(Instructions to follow): While reading through the material below, copy each line that holds the word "Period".

(Entries shown):
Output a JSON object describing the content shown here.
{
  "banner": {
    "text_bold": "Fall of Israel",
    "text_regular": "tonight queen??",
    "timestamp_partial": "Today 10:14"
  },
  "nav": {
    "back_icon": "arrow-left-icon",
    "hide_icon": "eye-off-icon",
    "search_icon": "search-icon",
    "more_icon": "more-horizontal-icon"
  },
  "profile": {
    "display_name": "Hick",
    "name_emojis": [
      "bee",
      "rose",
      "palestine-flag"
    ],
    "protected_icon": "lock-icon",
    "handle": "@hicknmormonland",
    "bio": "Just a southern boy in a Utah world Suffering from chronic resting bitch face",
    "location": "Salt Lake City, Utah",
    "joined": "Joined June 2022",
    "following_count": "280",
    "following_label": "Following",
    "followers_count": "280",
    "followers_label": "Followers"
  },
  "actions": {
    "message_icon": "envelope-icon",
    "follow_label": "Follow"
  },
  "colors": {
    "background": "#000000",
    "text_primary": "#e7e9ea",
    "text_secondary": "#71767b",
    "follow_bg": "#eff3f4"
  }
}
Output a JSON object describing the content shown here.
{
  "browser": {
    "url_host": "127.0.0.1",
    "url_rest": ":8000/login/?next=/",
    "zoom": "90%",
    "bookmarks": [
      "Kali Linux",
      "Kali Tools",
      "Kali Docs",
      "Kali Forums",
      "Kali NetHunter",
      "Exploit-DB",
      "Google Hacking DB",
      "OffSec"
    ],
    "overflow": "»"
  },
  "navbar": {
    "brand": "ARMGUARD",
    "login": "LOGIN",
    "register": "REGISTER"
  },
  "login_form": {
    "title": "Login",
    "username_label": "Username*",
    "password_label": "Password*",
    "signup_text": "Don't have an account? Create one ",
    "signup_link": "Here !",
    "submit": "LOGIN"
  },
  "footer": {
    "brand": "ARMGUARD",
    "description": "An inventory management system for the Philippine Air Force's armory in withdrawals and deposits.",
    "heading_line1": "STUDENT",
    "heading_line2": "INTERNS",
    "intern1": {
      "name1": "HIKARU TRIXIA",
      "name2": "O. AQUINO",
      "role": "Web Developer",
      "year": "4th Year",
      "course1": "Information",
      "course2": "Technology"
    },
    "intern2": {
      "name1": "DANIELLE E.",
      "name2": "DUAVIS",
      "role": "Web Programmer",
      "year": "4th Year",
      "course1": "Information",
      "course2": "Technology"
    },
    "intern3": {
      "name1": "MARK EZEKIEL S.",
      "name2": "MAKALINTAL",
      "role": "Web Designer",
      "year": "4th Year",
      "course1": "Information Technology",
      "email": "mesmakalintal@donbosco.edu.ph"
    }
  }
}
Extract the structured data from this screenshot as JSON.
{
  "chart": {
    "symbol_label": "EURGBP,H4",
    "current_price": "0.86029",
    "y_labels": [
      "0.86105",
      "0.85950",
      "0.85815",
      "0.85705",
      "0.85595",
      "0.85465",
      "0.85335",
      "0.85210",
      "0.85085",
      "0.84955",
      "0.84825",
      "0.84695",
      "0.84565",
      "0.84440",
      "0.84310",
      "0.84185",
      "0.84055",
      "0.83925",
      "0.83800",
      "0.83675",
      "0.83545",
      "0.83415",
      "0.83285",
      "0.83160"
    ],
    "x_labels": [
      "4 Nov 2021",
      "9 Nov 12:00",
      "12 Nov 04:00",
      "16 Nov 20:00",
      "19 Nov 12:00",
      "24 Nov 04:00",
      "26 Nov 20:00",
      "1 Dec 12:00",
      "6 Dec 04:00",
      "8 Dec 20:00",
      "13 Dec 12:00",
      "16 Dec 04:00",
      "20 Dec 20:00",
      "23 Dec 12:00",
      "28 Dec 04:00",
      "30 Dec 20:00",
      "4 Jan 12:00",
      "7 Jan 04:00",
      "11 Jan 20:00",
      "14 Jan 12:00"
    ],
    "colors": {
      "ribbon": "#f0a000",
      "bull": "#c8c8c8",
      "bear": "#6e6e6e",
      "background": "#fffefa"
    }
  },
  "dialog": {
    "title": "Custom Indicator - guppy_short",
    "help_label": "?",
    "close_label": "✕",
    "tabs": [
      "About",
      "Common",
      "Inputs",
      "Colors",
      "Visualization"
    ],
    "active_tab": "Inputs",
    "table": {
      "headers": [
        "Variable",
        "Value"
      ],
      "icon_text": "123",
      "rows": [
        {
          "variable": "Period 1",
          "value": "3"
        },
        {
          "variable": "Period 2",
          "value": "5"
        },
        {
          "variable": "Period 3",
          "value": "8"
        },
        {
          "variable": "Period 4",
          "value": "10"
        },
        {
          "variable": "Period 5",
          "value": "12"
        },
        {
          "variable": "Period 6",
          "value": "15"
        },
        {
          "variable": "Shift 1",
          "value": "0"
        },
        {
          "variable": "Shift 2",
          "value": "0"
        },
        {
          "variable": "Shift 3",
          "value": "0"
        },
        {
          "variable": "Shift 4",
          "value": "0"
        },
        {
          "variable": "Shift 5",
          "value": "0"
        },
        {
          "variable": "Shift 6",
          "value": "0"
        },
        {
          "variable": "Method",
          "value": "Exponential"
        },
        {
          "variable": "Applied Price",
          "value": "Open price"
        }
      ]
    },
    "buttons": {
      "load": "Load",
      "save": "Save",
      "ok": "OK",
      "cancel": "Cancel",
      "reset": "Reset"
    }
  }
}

(Expected output):
          "variable": "Period 1",
          "variable": "Period 2",
          "variable": "Period 3",
          "variable": "Period 4",
          "variable": "Period 5",
          "variable": "Period 6",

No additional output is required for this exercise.